Your rights as a witness
The Witness Charter sets out the basic standards of service that you can expect from the criminal justice system in England and Wales as a witness of crime. Key standards of care for witnesses include:
- having a main point of contact who will keep you informed of the progress of the case and will either provide support or refer you to relevant support agencies
- the ability to claim expenses for travel to and from the court and compensation for loss of earnings incurred as a result of attending court
- having a needs assessment conducted to identify any help that you may need to give evidence during the investigation or in court
- receiving special measures if you are considered to be a vulnerable or intimidated witness; these may include allowing you to give evidence from outside of the courtroom via videolink, and the removal of wigs and gowns by judges, defence and prosecution advocates
- being given information, or details of where information can be found, about the court and the court process
- being treated with dignity and respect at all times.
Unlike the Victims’ Code, there is no legal requirement to meet the standards for witness care set out in the Witness Charter. However, all the agencies covered by the Charter should comply with the standards wherever possible.
Victims of crime who are called as a witness have specific legal entitlements that are set out in the Victims’ Code. These include:
- the right to request special measures in court if you are a vulnerable or intimidated witness
- the right to claim for any expenses incurred as a witness in a criminal trial
- the right to ask court staff if you can enter the court building through a separate entrance from the defendant and their family and friends
- if you do not speak English, the right to request interpretation into a language you understand when giving evidence as a witness
- the right to meet the Crown Prosecution Service (CPS) advocate or representative and to ask them questions about the court process, where possible.
How to make a complaint
If you’re a witness of a crime and are unhappy with the level of service that you have received then you can make a complaint through the complaints procedure of the relevant agency, such as the police or the Crown Prosecution Service.

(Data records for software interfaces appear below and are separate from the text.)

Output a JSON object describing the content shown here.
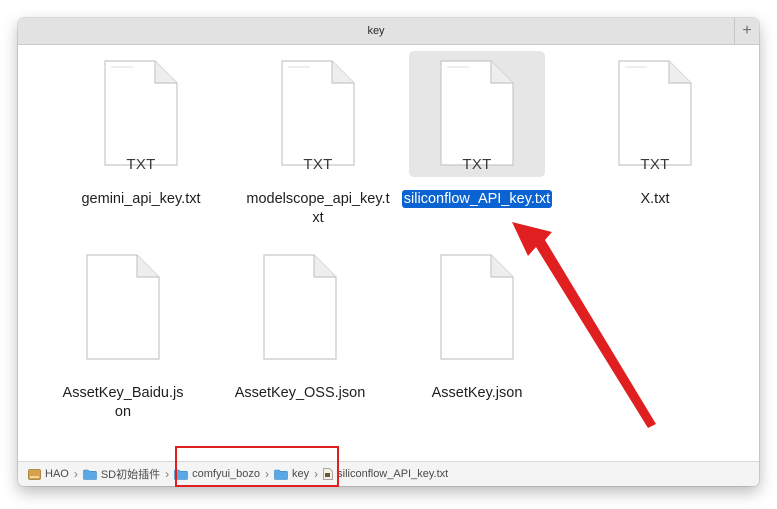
{
  "window": {
    "title": "key",
    "new_tab_symbol": "+"
  },
  "files": [
    {
      "name": "gemini_api_key.txt",
      "badge": "TXT",
      "selected": false
    },
    {
      "name": "modelscope_api_key.txt",
      "badge": "TXT",
      "selected": false
    },
    {
      "name": "siliconflow_API_key.txt",
      "badge": "TXT",
      "selected": true
    },
    {
      "name": "X.txt",
      "badge": "TXT",
      "selected": false
    },
    {
      "name": "AssetKey_Baidu.json",
      "badge": "",
      "selected": false
    },
    {
      "name": "AssetKey_OSS.json",
      "badge": "",
      "selected": false
    },
    {
      "name": "AssetKey.json",
      "badge": "",
      "selected": false
    }
  ],
  "pathbar": {
    "items": [
      {
        "label": "HAO",
        "icon": "home-drive-icon"
      },
      {
        "label": "SD初始插件",
        "icon": "folder-icon"
      },
      {
        "label": "comfyui_bozo",
        "icon": "folder-icon"
      },
      {
        "label": "key",
        "icon": "folder-icon"
      },
      {
        "label": "siliconflow_API_key.txt",
        "icon": "text-file-icon"
      }
    ],
    "separator": "›"
  },
  "annotations": {
    "color": "#e02020"
  },
  "colors": {
    "selection": "#0a63d1",
    "folder": "#5aa9e6"
  }
}
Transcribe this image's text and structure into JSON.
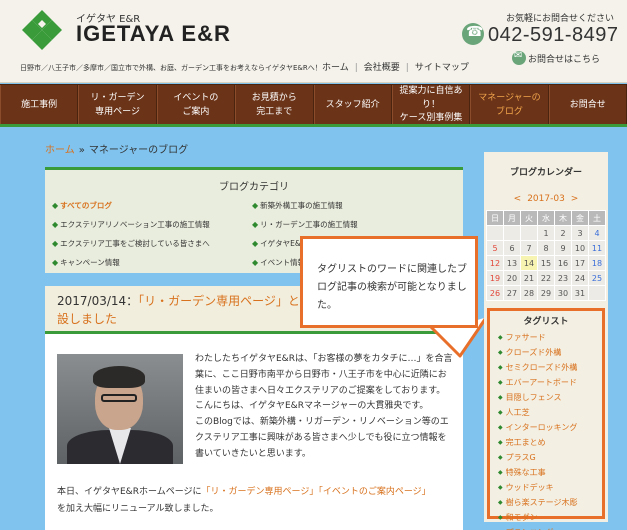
{
  "header": {
    "logo_sub": "イゲタヤ E&R",
    "logo_main": "IGETAYA E&R",
    "tagline": "日野市／八王子市／多摩市／国立市で外構、お庭、ガーデン工事をお考えならイゲタヤE&Rへ！",
    "top_nav": [
      "ホーム",
      "会社概要",
      "サイトマップ"
    ],
    "call_label": "お気軽にお問合せください",
    "phone": "042-591-8497",
    "contact_link": "お問合せはこちら"
  },
  "main_nav": [
    {
      "label": "施工事例",
      "active": false
    },
    {
      "label": "リ・ガーデン\n専用ページ",
      "active": false
    },
    {
      "label": "イベントの\nご案内",
      "active": false
    },
    {
      "label": "お見積から\n完工まで",
      "active": false
    },
    {
      "label": "スタッフ紹介",
      "active": false
    },
    {
      "label": "提案力に自信あり！\nケース別事例集",
      "active": false
    },
    {
      "label": "マネージャーの\nブログ",
      "active": true
    },
    {
      "label": "お問合せ",
      "active": false
    }
  ],
  "breadcrumb": {
    "home": "ホーム",
    "sep": "»",
    "current": "マネージャーのブログ"
  },
  "category": {
    "title": "ブログカテゴリ",
    "left": [
      "すべてのブログ",
      "エクステリアリノベーション工事の施工情報",
      "エクステリア工事をご検討している皆さまへ",
      "キャンペーン情報"
    ],
    "right": [
      "新築外構工事の施工情報",
      "リ・ガーデン工事の施工情報",
      "イゲタヤE&R",
      "イベント情報"
    ]
  },
  "article": {
    "date": "2017/03/14：",
    "title": "「リ・ガーデン専用ページ」と「イベントのご案内」ページを新設しました",
    "title_line1": "「リ・ガーデン専用ページ」と",
    "title_line2": "設しました",
    "para1": "わたしたちイゲタヤE&Rは、「お客様の夢をカタチに…」を合言葉に、ここ日野市南平から日野市・八王子市を中心に近隣にお住まいの皆さまへ日々エクステリアのご提案をしております。",
    "para2": "こんにちは、イゲタヤE&Rマネージャーの大貫雅央です。",
    "para3": "このBlogでは、新築外構・リガーデン・リノベーション等のエクステリア工事に興味がある皆さまへ少しでも役に立つ情報を書いていきたいと思います。",
    "para4_pre": "本日、イゲタヤE&Rホームページに",
    "para4_link1": "「リ・ガーデン専用ページ」",
    "para4_link2": "「イベントのご案内ページ」",
    "para4_post": "を加え大幅にリニューアル致しました。"
  },
  "callout": {
    "text": "タグリストのワードに関連したブログ記事の検索が可能となりました。"
  },
  "sidebar": {
    "calendar_title": "ブログカレンダー",
    "month": "2017-03",
    "prev": "<",
    "next": ">",
    "weekdays": [
      "日",
      "月",
      "火",
      "水",
      "木",
      "金",
      "土"
    ],
    "weeks": [
      [
        "",
        "",
        "",
        "1",
        "2",
        "3",
        "4"
      ],
      [
        "5",
        "6",
        "7",
        "8",
        "9",
        "10",
        "11"
      ],
      [
        "12",
        "13",
        "14",
        "15",
        "16",
        "17",
        "18"
      ],
      [
        "19",
        "20",
        "21",
        "22",
        "23",
        "24",
        "25"
      ],
      [
        "26",
        "27",
        "28",
        "29",
        "30",
        "31",
        ""
      ]
    ],
    "tag_title": "タグリスト",
    "tags": [
      "ファサード",
      "クローズド外構",
      "セミクローズド外構",
      "エバーアートボード",
      "目隠しフェンス",
      "人工芝",
      "インターロッキング",
      "完工まとめ",
      "プラスG",
      "特殊な工事",
      "ウッドデッキ",
      "樹ら楽ステージ木彫",
      "和モダン",
      "プランニング"
    ]
  },
  "colors": {
    "accent": "#d8721e",
    "nav_bg": "#6b3419",
    "green": "#3a9b3a",
    "callout_border": "#e76f2a"
  }
}
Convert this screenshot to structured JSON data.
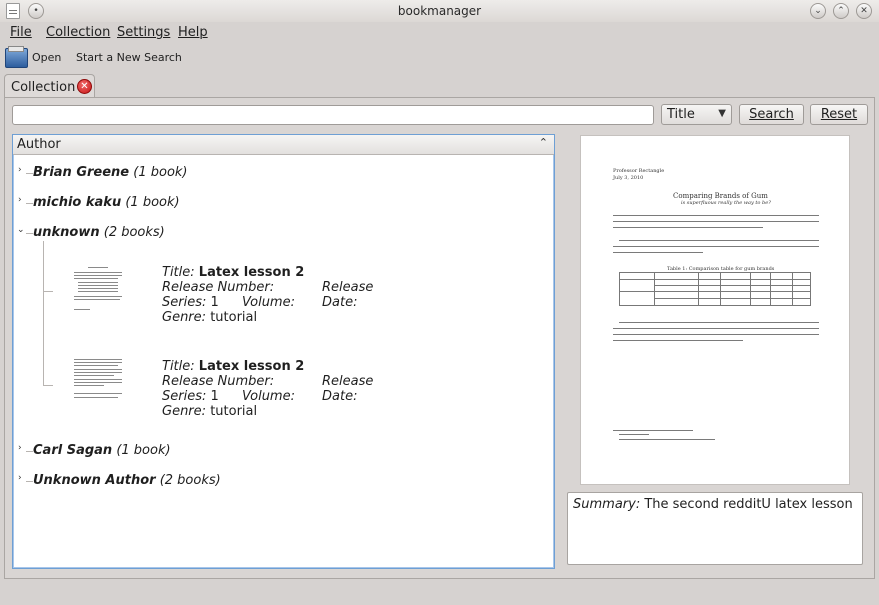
{
  "window": {
    "title": "bookmanager"
  },
  "menubar": {
    "items": [
      "File",
      "Collection",
      "Settings",
      "Help"
    ]
  },
  "toolbar": {
    "open_label": "Open",
    "new_search_label": "Start a New Search"
  },
  "tabs": [
    {
      "label": "Collection"
    }
  ],
  "search": {
    "query": "",
    "field": "Title",
    "search_label": "Search",
    "reset_label": "Reset"
  },
  "tree": {
    "header": "Author",
    "authors": [
      {
        "name": "Brian Greene",
        "count": "(1 book)"
      },
      {
        "name": "michio kaku",
        "count": "(1 book)"
      },
      {
        "name": "unknown",
        "count": "(2 books)"
      },
      {
        "name": "Carl Sagan",
        "count": "(1 book)"
      },
      {
        "name": "Unknown Author",
        "count": "(2 books)"
      }
    ],
    "books": [
      {
        "title": "Latex lesson 2",
        "release_number": "",
        "release_date": "",
        "series": "1",
        "volume": "",
        "genre": "tutorial"
      },
      {
        "title": "Latex lesson 2",
        "release_number": "",
        "release_date": "",
        "series": "1",
        "volume": "",
        "genre": "tutorial"
      }
    ],
    "labels": {
      "title": "Title:",
      "release_number": "Release Number:",
      "release_date": "Release Date:",
      "series": "Series:",
      "volume": "Volume:",
      "genre": "Genre:"
    }
  },
  "preview": {
    "author": "Professor Rectangle",
    "date": "July 3, 2010",
    "heading": "Comparing Brands of Gum",
    "subheading": "is superfluous really the way to be?",
    "table_caption": "Table 1: Comparison table for gum brands"
  },
  "summary": {
    "label": "Summary:",
    "text": "The second redditU latex lesson"
  },
  "colors": {
    "accent": "#6e9fd4",
    "close": "#c81414"
  }
}
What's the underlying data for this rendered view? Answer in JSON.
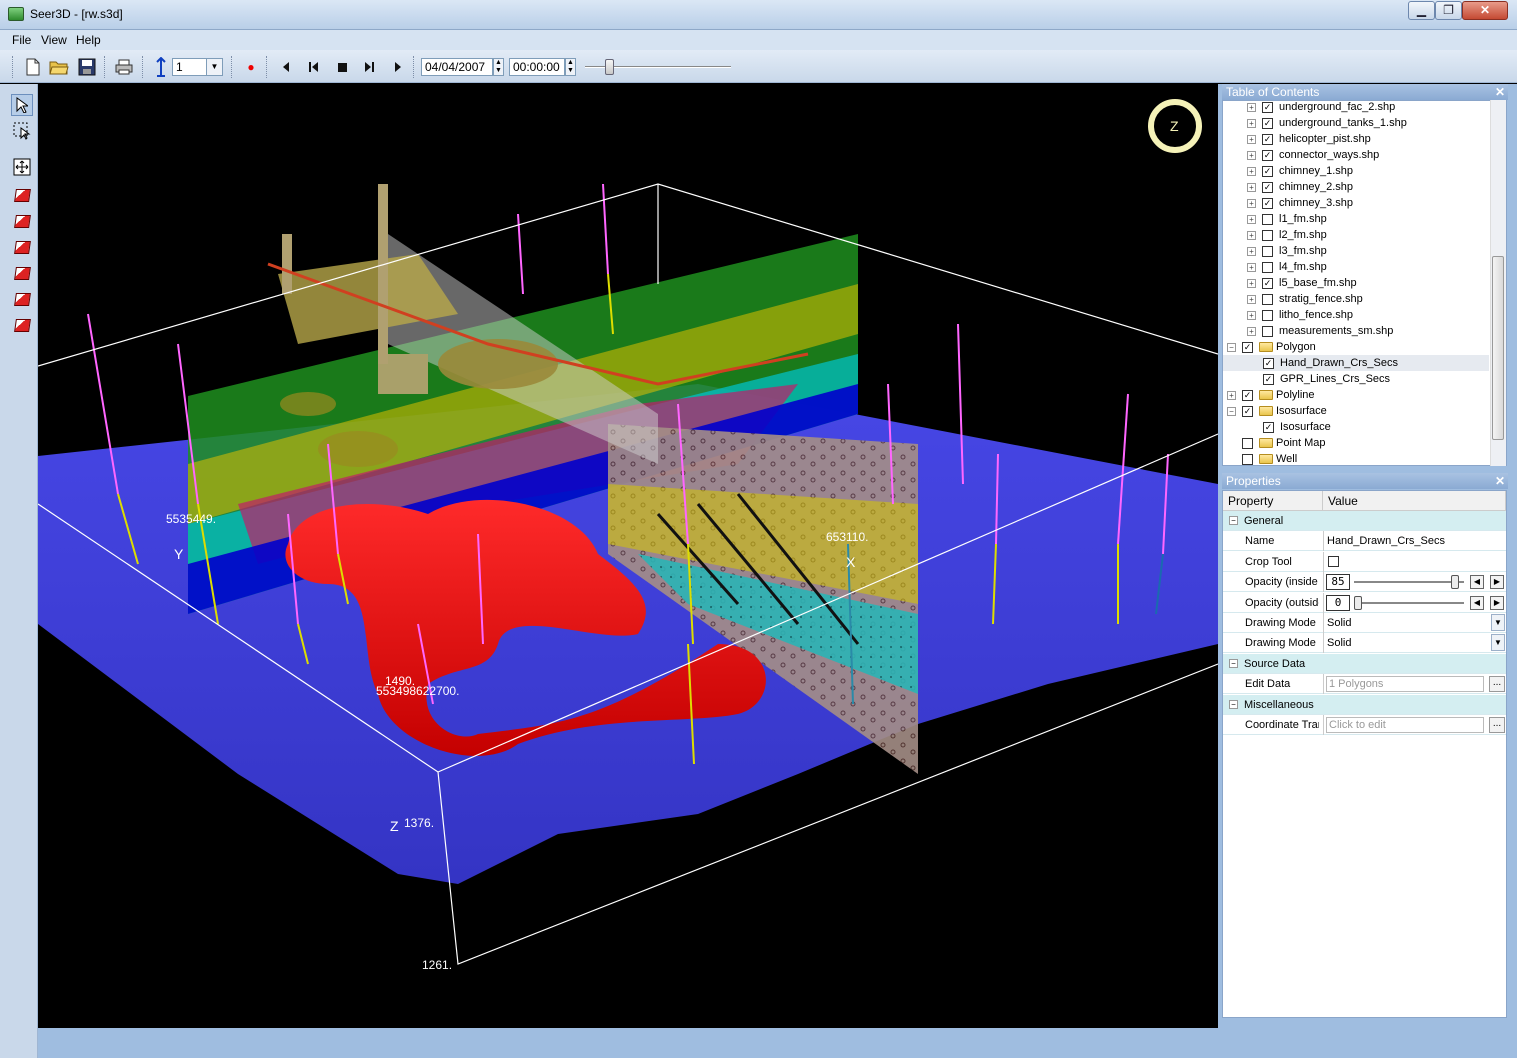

If you have done so and are still dissatisfied then you can approach the Parliamentary and Health Service Ombudsman with your complaint. You must first contact your MP and ask them to refer your complaint to the Ombudsman as they will not consider cases directly from a member of the public. Find your local MP.